**Work item**.
Every line of the records below that has the word "title" should be copied.

**Raw data**.
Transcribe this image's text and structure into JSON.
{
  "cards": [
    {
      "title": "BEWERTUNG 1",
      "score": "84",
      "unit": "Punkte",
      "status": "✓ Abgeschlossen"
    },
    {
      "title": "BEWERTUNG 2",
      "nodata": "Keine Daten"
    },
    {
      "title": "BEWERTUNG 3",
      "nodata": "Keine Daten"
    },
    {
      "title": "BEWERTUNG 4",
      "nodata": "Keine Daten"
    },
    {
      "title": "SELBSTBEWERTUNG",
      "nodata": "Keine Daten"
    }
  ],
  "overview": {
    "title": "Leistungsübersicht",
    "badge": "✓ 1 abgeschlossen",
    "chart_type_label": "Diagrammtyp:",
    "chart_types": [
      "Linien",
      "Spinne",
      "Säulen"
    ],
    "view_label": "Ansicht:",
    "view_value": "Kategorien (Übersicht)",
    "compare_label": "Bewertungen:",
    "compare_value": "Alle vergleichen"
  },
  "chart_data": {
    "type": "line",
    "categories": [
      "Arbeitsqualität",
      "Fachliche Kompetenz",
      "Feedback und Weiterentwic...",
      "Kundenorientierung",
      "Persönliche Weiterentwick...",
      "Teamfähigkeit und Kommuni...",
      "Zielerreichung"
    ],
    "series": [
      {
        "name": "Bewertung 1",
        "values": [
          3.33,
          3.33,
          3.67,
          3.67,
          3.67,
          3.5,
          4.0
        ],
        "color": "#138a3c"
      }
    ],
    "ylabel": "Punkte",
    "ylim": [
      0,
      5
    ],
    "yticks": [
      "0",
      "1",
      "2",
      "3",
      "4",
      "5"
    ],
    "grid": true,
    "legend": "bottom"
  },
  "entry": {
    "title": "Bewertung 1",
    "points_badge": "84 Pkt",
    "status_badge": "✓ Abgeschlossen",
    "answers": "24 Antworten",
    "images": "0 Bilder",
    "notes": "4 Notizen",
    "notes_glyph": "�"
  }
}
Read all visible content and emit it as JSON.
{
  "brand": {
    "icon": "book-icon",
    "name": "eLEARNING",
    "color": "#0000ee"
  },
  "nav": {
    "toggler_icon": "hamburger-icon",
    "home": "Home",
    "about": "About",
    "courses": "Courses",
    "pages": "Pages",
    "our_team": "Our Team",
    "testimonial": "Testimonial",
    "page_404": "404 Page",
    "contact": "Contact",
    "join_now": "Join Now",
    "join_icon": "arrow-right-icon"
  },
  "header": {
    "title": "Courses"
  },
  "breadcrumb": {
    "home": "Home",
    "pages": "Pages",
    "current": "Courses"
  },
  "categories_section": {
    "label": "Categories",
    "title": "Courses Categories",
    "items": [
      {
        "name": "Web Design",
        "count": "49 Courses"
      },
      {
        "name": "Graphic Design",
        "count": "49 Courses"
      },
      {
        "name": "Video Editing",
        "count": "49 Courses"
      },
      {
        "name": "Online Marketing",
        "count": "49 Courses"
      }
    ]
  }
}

**Exercise solution**.
      "title": "BEWERTUNG 1",
      "title": "BEWERTUNG 2",
      "title": "BEWERTUNG 3",
      "title": "BEWERTUNG 4",
      "title": "SELBSTBEWERTUNG",
    "title": "Leistungsübersicht",
    "title": "Bewertung 1",
    "title": "Courses"
    "title": "Courses Categories",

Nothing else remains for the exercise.